> **Exercise**
Filter the lines below, copying only those with the string "placeholder".

> **Data under study**

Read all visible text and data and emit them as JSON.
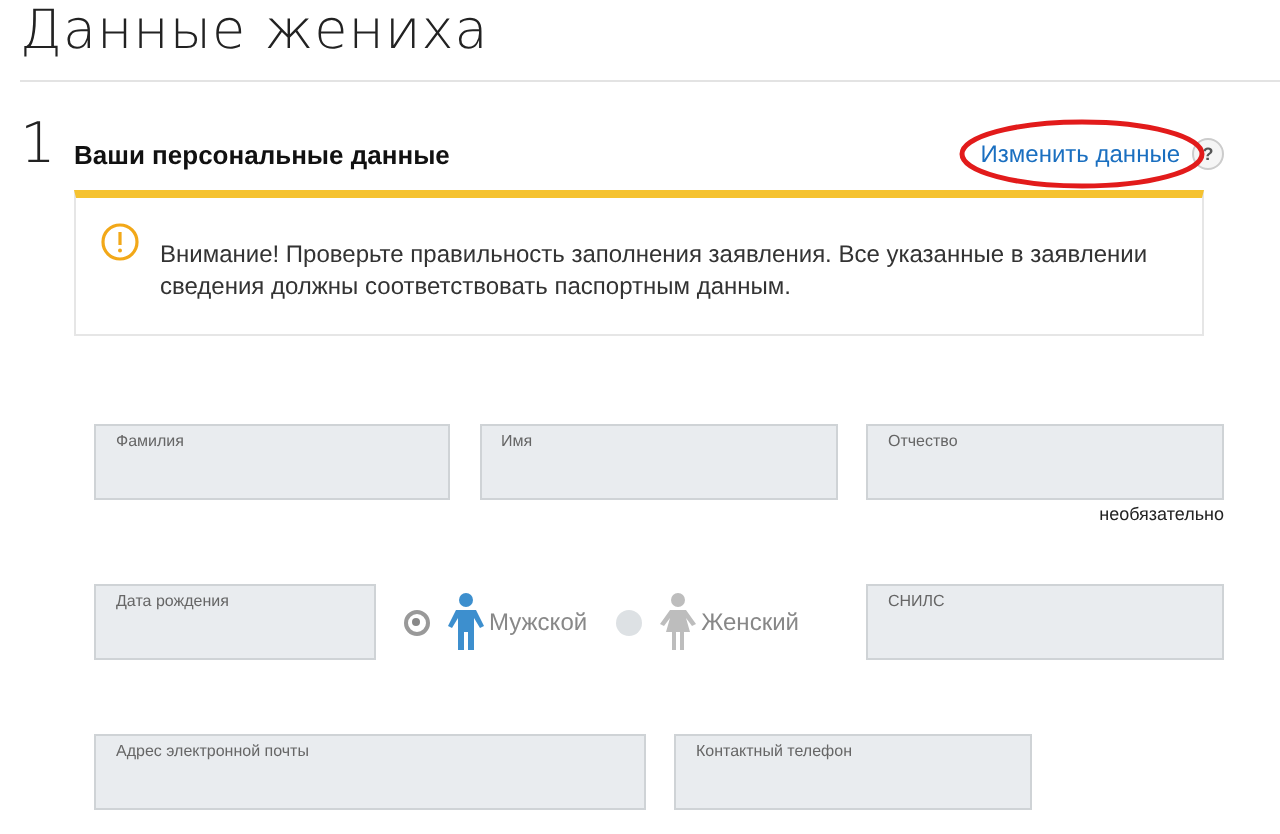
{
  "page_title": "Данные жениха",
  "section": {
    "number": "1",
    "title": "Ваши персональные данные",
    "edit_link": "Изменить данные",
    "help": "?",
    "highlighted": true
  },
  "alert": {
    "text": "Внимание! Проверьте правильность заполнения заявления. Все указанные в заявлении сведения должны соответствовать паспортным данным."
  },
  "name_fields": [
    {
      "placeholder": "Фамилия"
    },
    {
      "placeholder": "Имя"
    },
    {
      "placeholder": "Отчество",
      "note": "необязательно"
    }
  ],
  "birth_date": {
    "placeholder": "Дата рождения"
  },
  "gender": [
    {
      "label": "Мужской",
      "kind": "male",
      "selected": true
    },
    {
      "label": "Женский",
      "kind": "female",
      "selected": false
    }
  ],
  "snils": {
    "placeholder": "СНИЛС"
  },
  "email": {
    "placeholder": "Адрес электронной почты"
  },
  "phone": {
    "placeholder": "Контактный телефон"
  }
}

> **Written response**
      "placeholder": "Фамилия"
      "placeholder": "Имя"
      "placeholder": "Отчество",
    "placeholder": "Дата рождения"
    "placeholder": "СНИЛС"
    "placeholder": "Адрес электронной почты"
    "placeholder": "Контактный телефон"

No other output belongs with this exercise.